TRY IT: Once you have read the entries below, repeat all of them exactly.

(Entries from a dataset of interfaces)
━━━━
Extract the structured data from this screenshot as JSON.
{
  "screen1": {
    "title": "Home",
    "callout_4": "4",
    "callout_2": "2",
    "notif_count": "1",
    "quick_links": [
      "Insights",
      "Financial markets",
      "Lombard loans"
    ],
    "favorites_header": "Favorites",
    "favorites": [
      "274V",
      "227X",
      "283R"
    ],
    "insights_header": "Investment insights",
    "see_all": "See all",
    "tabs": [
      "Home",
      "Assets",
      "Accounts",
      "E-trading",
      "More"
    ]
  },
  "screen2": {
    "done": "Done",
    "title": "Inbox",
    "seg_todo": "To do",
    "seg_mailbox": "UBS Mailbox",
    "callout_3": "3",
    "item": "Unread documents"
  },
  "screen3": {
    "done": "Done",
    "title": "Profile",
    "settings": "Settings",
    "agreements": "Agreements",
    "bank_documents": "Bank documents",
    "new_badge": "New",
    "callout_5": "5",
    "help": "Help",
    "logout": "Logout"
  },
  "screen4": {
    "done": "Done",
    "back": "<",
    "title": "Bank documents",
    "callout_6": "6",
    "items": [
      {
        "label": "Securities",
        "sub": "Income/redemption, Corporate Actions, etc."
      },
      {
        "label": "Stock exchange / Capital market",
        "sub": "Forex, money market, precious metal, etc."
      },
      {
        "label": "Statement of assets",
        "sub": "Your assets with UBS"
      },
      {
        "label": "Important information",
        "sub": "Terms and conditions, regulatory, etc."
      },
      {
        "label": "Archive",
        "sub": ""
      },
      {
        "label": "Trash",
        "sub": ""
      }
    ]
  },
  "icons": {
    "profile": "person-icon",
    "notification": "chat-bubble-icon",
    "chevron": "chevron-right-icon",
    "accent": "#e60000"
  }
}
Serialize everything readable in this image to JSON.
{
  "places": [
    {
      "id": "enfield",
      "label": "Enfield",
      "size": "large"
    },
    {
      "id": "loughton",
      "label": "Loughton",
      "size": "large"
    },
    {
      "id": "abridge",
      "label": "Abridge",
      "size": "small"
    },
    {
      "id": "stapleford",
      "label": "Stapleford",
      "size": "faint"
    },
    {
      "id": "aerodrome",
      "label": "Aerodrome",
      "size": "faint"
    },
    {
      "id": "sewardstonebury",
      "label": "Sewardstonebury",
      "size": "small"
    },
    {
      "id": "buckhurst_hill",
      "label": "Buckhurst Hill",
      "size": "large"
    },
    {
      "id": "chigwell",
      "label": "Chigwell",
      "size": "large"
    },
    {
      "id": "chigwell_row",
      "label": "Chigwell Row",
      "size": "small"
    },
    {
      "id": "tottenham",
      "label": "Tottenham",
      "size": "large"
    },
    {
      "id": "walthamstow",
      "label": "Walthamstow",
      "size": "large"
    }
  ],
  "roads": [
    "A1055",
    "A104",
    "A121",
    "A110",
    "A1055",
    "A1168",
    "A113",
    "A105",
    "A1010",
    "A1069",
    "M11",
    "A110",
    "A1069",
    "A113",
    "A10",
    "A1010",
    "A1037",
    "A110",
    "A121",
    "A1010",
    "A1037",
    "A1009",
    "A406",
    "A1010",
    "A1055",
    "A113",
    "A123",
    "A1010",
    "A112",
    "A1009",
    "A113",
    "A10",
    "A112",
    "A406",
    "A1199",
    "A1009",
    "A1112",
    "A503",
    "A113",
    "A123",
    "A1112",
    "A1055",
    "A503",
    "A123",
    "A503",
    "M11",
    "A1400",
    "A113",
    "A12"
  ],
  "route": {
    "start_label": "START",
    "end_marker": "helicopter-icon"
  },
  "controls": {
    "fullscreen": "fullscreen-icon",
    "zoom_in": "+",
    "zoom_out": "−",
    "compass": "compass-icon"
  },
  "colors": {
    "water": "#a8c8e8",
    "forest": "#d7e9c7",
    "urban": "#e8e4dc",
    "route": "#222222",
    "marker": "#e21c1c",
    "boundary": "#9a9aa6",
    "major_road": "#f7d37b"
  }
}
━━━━
ANSWER TO THE EXERCISE:
Extract the structured data from this screenshot as JSON.
{
  "screen1": {
    "title": "Home",
    "callout_4": "4",
    "callout_2": "2",
    "notif_count": "1",
    "quick_links": [
      "Insights",
      "Financial markets",
      "Lombard loans"
    ],
    "favorites_header": "Favorites",
    "favorites": [
      "274V",
      "227X",
      "283R"
    ],
    "insights_header": "Investment insights",
    "see_all": "See all",
    "tabs": [
      "Home",
      "Assets",
      "Accounts",
      "E-trading",
      "More"
    ]
  },
  "screen2": {
    "done": "Done",
    "title": "Inbox",
    "seg_todo": "To do",
    "seg_mailbox": "UBS Mailbox",
    "callout_3": "3",
    "item": "Unread documents"
  },
  "screen3": {
    "done": "Done",
    "title": "Profile",
    "settings": "Settings",
    "agreements": "Agreements",
    "bank_documents": "Bank documents",
    "new_badge": "New",
    "callout_5": "5",
    "help": "Help",
    "logout": "Logout"
  },
  "screen4": {
    "done": "Done",
    "back": "<",
    "title": "Bank documents",
    "callout_6": "6",
    "items": [
      {
        "label": "Securities",
        "sub": "Income/redemption, Corporate Actions, etc."
      },
      {
        "label": "Stock exchange / Capital market",
        "sub": "Forex, money market, precious metal, etc."
      },
      {
        "label": "Statement of assets",
        "sub": "Your assets with UBS"
      },
      {
        "label": "Important information",
        "sub": "Terms and conditions, regulatory, etc."
      },
      {
        "label": "Archive",
        "sub": ""
      },
      {
        "label": "Trash",
        "sub": ""
      }
    ]
  },
  "icons": {
    "profile": "person-icon",
    "notification": "chat-bubble-icon",
    "chevron": "chevron-right-icon",
    "accent": "#e60000"
  }
}
Serialize everything readable in this image to JSON.
{
  "places": [
    {
      "id": "enfield",
      "label": "Enfield",
      "size": "large"
    },
    {
      "id": "loughton",
      "label": "Loughton",
      "size": "large"
    },
    {
      "id": "abridge",
      "label": "Abridge",
      "size": "small"
    },
    {
      "id": "stapleford",
      "label": "Stapleford",
      "size": "faint"
    },
    {
      "id": "aerodrome",
      "label": "Aerodrome",
      "size": "faint"
    },
    {
      "id": "sewardstonebury",
      "label": "Sewardstonebury",
      "size": "small"
    },
    {
      "id": "buckhurst_hill",
      "label": "Buckhurst Hill",
      "size": "large"
    },
    {
      "id": "chigwell",
      "label": "Chigwell",
      "size": "large"
    },
    {
      "id": "chigwell_row",
      "label": "Chigwell Row",
      "size": "small"
    },
    {
      "id": "tottenham",
      "label": "Tottenham",
      "size": "large"
    },
    {
      "id": "walthamstow",
      "label": "Walthamstow",
      "size": "large"
    }
  ],
  "roads": [
    "A1055",
    "A104",
    "A121",
    "A110",
    "A1055",
    "A1168",
    "A113",
    "A105",
    "A1010",
    "A1069",
    "M11",
    "A110",
    "A1069",
    "A113",
    "A10",
    "A1010",
    "A1037",
    "A110",
    "A121",
    "A1010",
    "A1037",
    "A1009",
    "A406",
    "A1010",
    "A1055",
    "A113",
    "A123",
    "A1010",
    "A112",
    "A1009",
    "A113",
    "A10",
    "A112",
    "A406",
    "A1199",
    "A1009",
    "A1112",
    "A503",
    "A113",
    "A123",
    "A1112",
    "A1055",
    "A503",
    "A123",
    "A503",
    "M11",
    "A1400",
    "A113",
    "A12"
  ],
  "route": {
    "start_label": "START",
    "end_marker": "helicopter-icon"
  },
  "controls": {
    "fullscreen": "fullscreen-icon",
    "zoom_in": "+",
    "zoom_out": "−",
    "compass": "compass-icon"
  },
  "colors": {
    "water": "#a8c8e8",
    "forest": "#d7e9c7",
    "urban": "#e8e4dc",
    "route": "#222222",
    "marker": "#e21c1c",
    "boundary": "#9a9aa6",
    "major_road": "#f7d37b"
  }
}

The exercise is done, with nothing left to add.